        Although I am quite sure that you will not understand it in this way either (you seem to be very ignorant regarding anything related to programming and to have a poor-understanding-prone attitude), I will try an even clearer approach: imagine that you have the method EverythingStartsHere where the referred error is triggered (do yo

        • Right after writing this reply my initial post got -1 Overrated. Pfff.... Sad people with sad expectations doing sad things. So much sadness!
          • The brilliant comment of this other AC above, basically consisting in "you just don't really know what you are talking about" + "Tavis Ormandy is legit" has got +1 informative. Pfff, pfff... All this reminds me that I haven't got any mod points in a while (in fact, the longest while since over 1 year ago! Is this normal?) and have been writing too much lately. I will better stop writing posts for some time to see if that makes my mod points come back (they should!).
    • Today, there were quite a few ransomware attacks everywhere, this was relevant enough to get its own Slashdot submission []! These attacks spread so quickly everywhere that the typical infection (e.g., a random sucker opening the attachment of an email promising whatever) seemed improbable. That's why I read this article [] which explains the whole process in detail.

      According to that document, these attacks happened thanks to another remote-execution bug which Windows (not the infected machines) officially patc
      • Note that today it is the first time when I have got mod points since some weeks ago. By assuming that the system works objectively and exactly as advertised (no reason to think otherwise), it seems that my relatively-high-ID and current karma allow to regularly get mod points unless I post too much; every new post which isn't modded high enough, what happens with most of my posts, seems to be associated with a slight penalisation. It seems that writing around 1 post (modded my default 2 or higher) every 1-
  • by trawg ( 308495 ) on Tuesday May 09, 2017 @05:48AM (#54382997) Homepage

    MS have already pushed a fix for this out; everything should magically auto-update to fix the vulnerability.

    More details here [].

    Good job by all. Responsible disclosure plus super fast response time.

  • For those not aware the vulnerability [] has already been patched as part of KB4016240 [] which is already been pushed out on windows update. The details of the issue are fully disclosed.
  • by Tom ( 822 )

    Remote exploit that can replicate is bad, very, very bad. The Sapphire worm reached exponential growth and infected 90% of vulnerable systems in 10 minutes. It was a single UDP packet (no timeouts, handshakes, etc.) but some research I did a decade ago proved that, at least theoretical, a TCP-based worm can perform in the same order of magnitude.

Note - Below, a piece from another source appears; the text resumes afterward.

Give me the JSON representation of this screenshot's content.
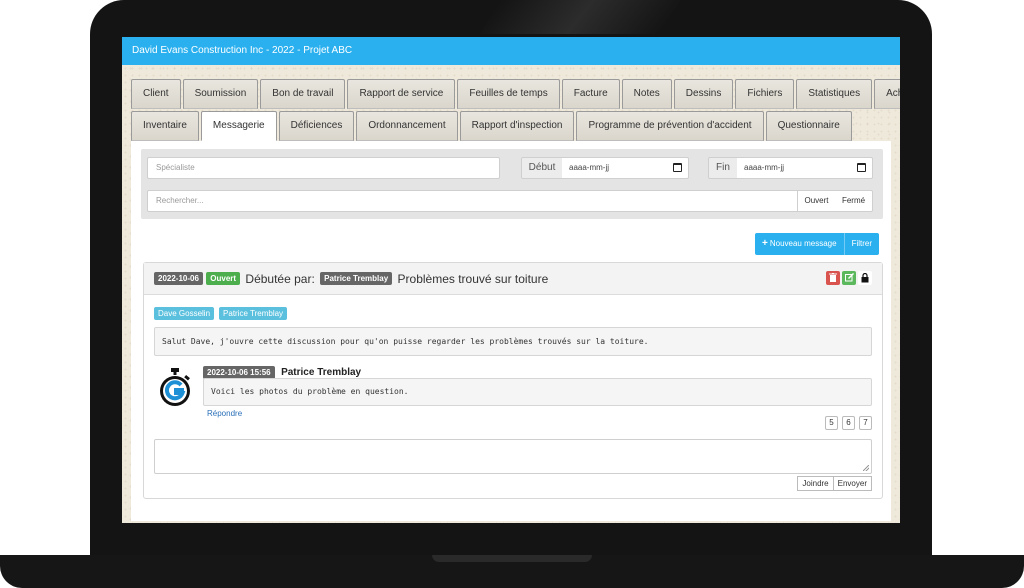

    Not much has happened in this area recently, mostly because the bad guys have shifted to spam, botnets and ransomware. With the IoT, there's a lot of fun just aroun

Some people have a great ambition: to build something that will last, at least until they've finished building it.